Working with officials
Despite its varied links to the government, the fund insists to make decisions based on market forces. Unlike many other investors who are keen to reap policy rewards from areas like electric vehicles, the firm avoids businesses reliant on heavy subsidies. So if a company wants the fund’s money, it not only needs to be green but also profitable.
“Once we are in, we will then start urging [the companies] to think in a more sustainable way, but we think they can do that in a way that’s also economically profitable,” said Cameron.
Where the government does come into play is their policy influence on industries pertaining to the environment. That urges the fund to closely study the whims of Beijing.
“The government in China plays a large role in determining the success or failure of certain industries and even companies. Therefore, it is important to develop a good relationship and trust with the government and make sure they understand that you are helping to accomplish their goal,” suggested Zhou.
The fund has, for instance, advised the city of Zhangjiakou on how to deliver a low-carbon Winter Olympics in 2022. The challenge of working with officials is not so much their lack of appreciation for sustainability since many of them are now tasked to implement environmentally-friendly policies as part of China’s national goal to go green.
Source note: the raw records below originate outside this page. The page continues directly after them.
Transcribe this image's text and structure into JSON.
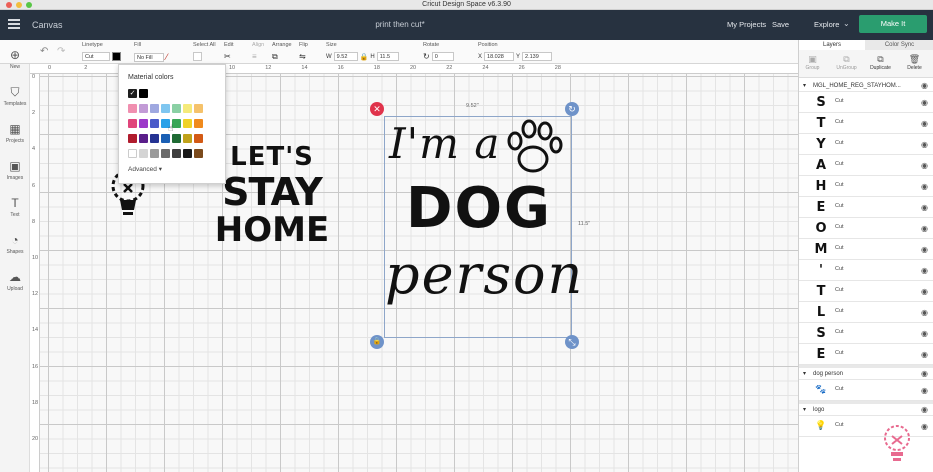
{
  "window": {
    "title": "Cricut Design Space  v6.3.90"
  },
  "header": {
    "canvas_label": "Canvas",
    "project_name": "print then cut*",
    "my_projects": "My Projects",
    "save": "Save",
    "explore": "Explore",
    "make_it": "Make It"
  },
  "toolbar": {
    "linetype": {
      "title": "Linetype",
      "value": "Cut"
    },
    "fill": {
      "title": "Fill",
      "value": "No Fill"
    },
    "select_all": "Select All",
    "edit": "Edit",
    "align": "Align",
    "arrange": "Arrange",
    "flip": "Flip",
    "size": {
      "title": "Size",
      "w_label": "W",
      "w": "9.52",
      "h_label": "H",
      "h": "11.5"
    },
    "rotate": {
      "title": "Rotate",
      "value": "0"
    },
    "position": {
      "title": "Position",
      "x_label": "X",
      "x": "18.028",
      "y_label": "Y",
      "y": "2.139"
    }
  },
  "sidebar": {
    "items": [
      {
        "label": "New",
        "icon": "plus-circle-icon"
      },
      {
        "label": "Templates",
        "icon": "shirt-icon"
      },
      {
        "label": "Projects",
        "icon": "grid-icon"
      },
      {
        "label": "Images",
        "icon": "image-icon"
      },
      {
        "label": "Text",
        "icon": "text-icon"
      },
      {
        "label": "Shapes",
        "icon": "shapes-icon"
      },
      {
        "label": "Upload",
        "icon": "upload-cloud-icon"
      }
    ]
  },
  "rulers": {
    "top": [
      "0",
      "2",
      "4",
      "6",
      "8",
      "10",
      "12",
      "14",
      "16",
      "18",
      "20",
      "22",
      "24",
      "26",
      "28"
    ],
    "left": [
      "0",
      "2",
      "4",
      "6",
      "8",
      "10",
      "12",
      "14",
      "16",
      "18",
      "20"
    ]
  },
  "color_popup": {
    "title": "Material colors",
    "advanced": "Advanced",
    "rows": [
      [
        "#1f1f1f",
        "#000000"
      ],
      [
        "#f08fb0",
        "#c29bd6",
        "#9fa8e0",
        "#7fc6f0",
        "#8ad0a4",
        "#f5ea7a",
        "#f5c26b"
      ],
      [
        "#e0457b",
        "#9c39c9",
        "#4a5ac9",
        "#2aa1e8",
        "#3aa657",
        "#f0d225",
        "#f08a1c"
      ],
      [
        "#b01c2e",
        "#5a1e8a",
        "#253393",
        "#1a5fb4",
        "#1f6b34",
        "#c0a21a",
        "#d35a15"
      ],
      [
        "#ffffff",
        "#d4d4d4",
        "#9a9a9a",
        "#6a6a6a",
        "#3f3f3f",
        "#1a1a1a",
        "#7b4a1c"
      ]
    ]
  },
  "canvas": {
    "art_lets_stay_home": [
      "LET'S",
      "STAY",
      "HOME"
    ],
    "art_dog_person": [
      "I'm a",
      "DOG",
      "person"
    ],
    "width_label": "9.52\"",
    "height_label": "11.5\""
  },
  "layers_panel": {
    "tab_layers": "Layers",
    "tab_color_sync": "Color Sync",
    "actions": [
      {
        "label": "Group",
        "icon": "group-icon",
        "enabled": false
      },
      {
        "label": "UnGroup",
        "icon": "ungroup-icon",
        "enabled": false
      },
      {
        "label": "Duplicate",
        "icon": "duplicate-icon",
        "enabled": true
      },
      {
        "label": "Delete",
        "icon": "trash-icon",
        "enabled": true
      }
    ],
    "group1": {
      "name": "MGL_HOME_REG_STAYHOM...",
      "layers": [
        {
          "letter": "S",
          "label": "Cut"
        },
        {
          "letter": "T",
          "label": "Cut"
        },
        {
          "letter": "Y",
          "label": "Cut"
        },
        {
          "letter": "A",
          "label": "Cut"
        },
        {
          "letter": "H",
          "label": "Cut"
        },
        {
          "letter": "E",
          "label": "Cut"
        },
        {
          "letter": "O",
          "label": "Cut"
        },
        {
          "letter": "M",
          "label": "Cut"
        },
        {
          "letter": "'",
          "label": "Cut"
        },
        {
          "letter": "T",
          "label": "Cut"
        },
        {
          "letter": "L",
          "label": "Cut"
        },
        {
          "letter": "S",
          "label": "Cut"
        },
        {
          "letter": "E",
          "label": "Cut"
        }
      ]
    },
    "group2": {
      "name": "dog person",
      "layer_label": "Cut"
    },
    "group3": {
      "name": "logo",
      "layer_label": "Cut"
    }
  },
  "colors": {
    "topbar": "#273240",
    "make_it": "#2a9d6f",
    "selection": "#8ea6c9",
    "delete_handle": "#e0334b",
    "handle": "#6f93c9",
    "watermark": "#e86a8f"
  }
}
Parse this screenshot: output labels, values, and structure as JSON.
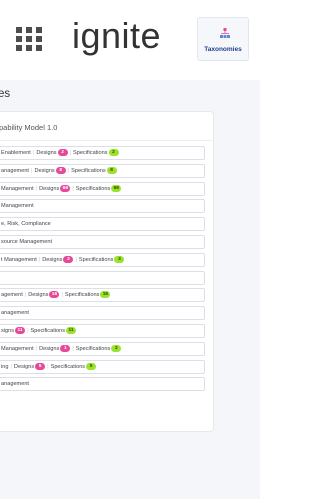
{
  "header": {
    "brand": "ignite",
    "taxonomies_label": "Taxonomies"
  },
  "colors": {
    "designs_badge": "#e8489a",
    "specifications_badge": "#9be22b",
    "taxonomies_icon": "#e8489a"
  },
  "page": {
    "title": "es",
    "card_title": "pability Model 1.0"
  },
  "capabilities": [
    {
      "name": "Enablement",
      "designs": "2",
      "designs_label": "Designs",
      "specs": "2",
      "specs_label": "Specifications"
    },
    {
      "name": "anagement",
      "designs": "8",
      "designs_label": "Designs",
      "specs": "8",
      "specs_label": "Specifications"
    },
    {
      "name": "Management",
      "designs": "68",
      "designs_label": "Designs",
      "specs": "68",
      "specs_label": "Specifications"
    },
    {
      "name": "Management"
    },
    {
      "name": "e, Risk, Compliance"
    },
    {
      "name": "source Management"
    },
    {
      "name": "t Management",
      "designs": "2",
      "designs_label": "Designs",
      "specs": "3",
      "specs_label": "Specifications"
    },
    {
      "name": ""
    },
    {
      "name": "agement",
      "designs": "16",
      "designs_label": "Designs",
      "specs": "16",
      "specs_label": "Specifications"
    },
    {
      "name": "anagement"
    },
    {
      "name": "signs",
      "designs": "11",
      "specs": "11",
      "specs_label": "Specifications"
    },
    {
      "name": "Management",
      "designs": "1",
      "designs_label": "Designs",
      "specs": "2",
      "specs_label": "Specifications"
    },
    {
      "name": "ing",
      "designs": "5",
      "designs_label": "Designs",
      "specs": "5",
      "specs_label": "Specifications"
    },
    {
      "name": "anagement"
    }
  ]
}
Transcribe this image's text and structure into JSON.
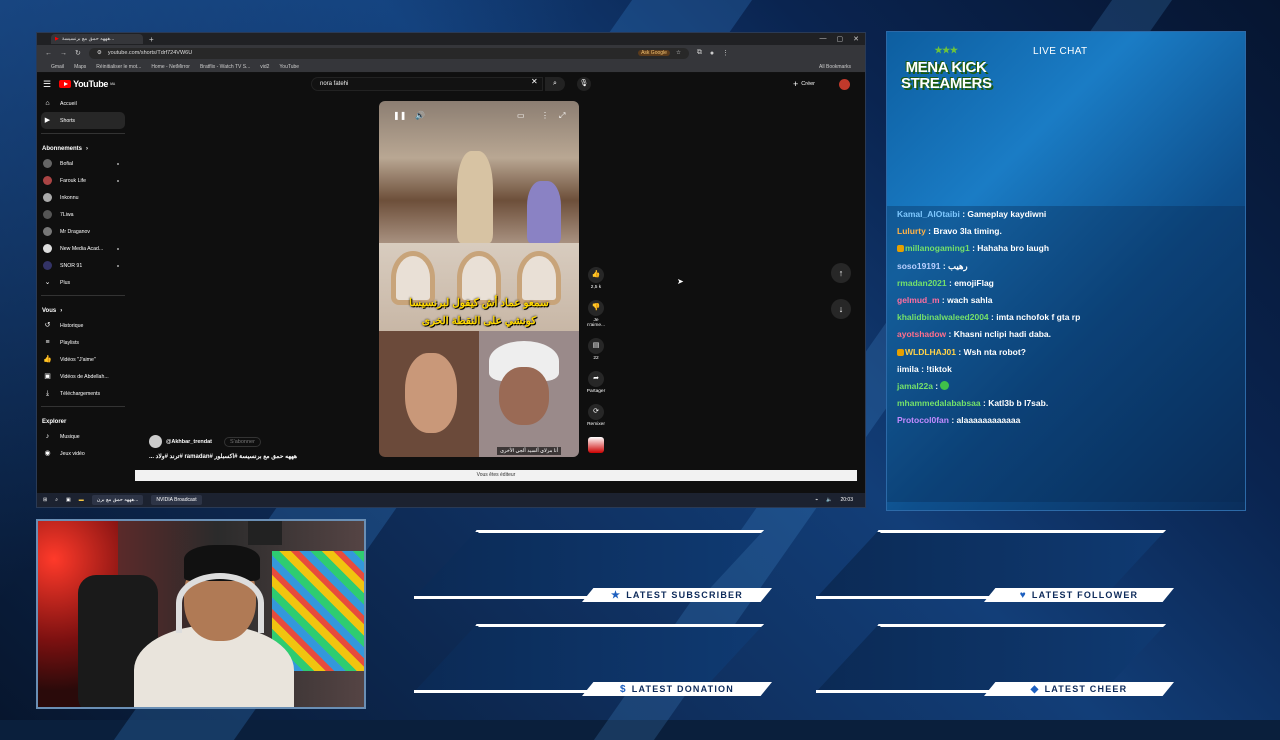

The bigger issue is the high turnovers of officials — successors may come in with a brand-new agenda and drop their predecessors’ goals.
“However, if you meet the right officials, you may be surprised at their genuine concern for their constituents and projects and how quickly they can push to implement certain projects or policies,” Zhou asserted.
The article was updated with the correct spelling of Annie Zhou’s name. (March 2, 2019, 1:30 am)